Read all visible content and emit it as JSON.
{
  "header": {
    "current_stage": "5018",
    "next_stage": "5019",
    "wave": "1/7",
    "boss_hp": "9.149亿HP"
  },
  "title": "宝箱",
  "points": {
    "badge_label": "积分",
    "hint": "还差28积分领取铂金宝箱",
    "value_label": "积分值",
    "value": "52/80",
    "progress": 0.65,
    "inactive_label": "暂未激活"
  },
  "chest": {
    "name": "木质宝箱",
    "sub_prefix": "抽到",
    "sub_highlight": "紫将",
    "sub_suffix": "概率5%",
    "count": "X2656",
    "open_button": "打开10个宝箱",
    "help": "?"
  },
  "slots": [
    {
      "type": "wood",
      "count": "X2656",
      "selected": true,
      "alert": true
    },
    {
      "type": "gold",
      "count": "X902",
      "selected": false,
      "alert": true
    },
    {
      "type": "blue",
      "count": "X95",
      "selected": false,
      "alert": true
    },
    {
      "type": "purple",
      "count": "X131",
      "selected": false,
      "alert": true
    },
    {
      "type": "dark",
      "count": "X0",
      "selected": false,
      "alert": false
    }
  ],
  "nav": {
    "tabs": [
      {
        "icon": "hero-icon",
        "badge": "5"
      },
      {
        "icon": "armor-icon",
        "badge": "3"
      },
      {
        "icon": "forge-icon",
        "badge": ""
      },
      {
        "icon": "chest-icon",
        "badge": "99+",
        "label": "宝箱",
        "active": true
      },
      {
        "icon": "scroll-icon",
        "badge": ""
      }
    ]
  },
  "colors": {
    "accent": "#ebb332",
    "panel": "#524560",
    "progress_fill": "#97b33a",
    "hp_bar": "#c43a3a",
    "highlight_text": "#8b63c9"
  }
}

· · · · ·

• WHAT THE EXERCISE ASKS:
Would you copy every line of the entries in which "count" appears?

• EXERCISE SOLUTION:
    "count": "X2656",
      "count": "X2656",
      "count": "X902",
      "count": "X95",
      "count": "X131",
      "count": "X0",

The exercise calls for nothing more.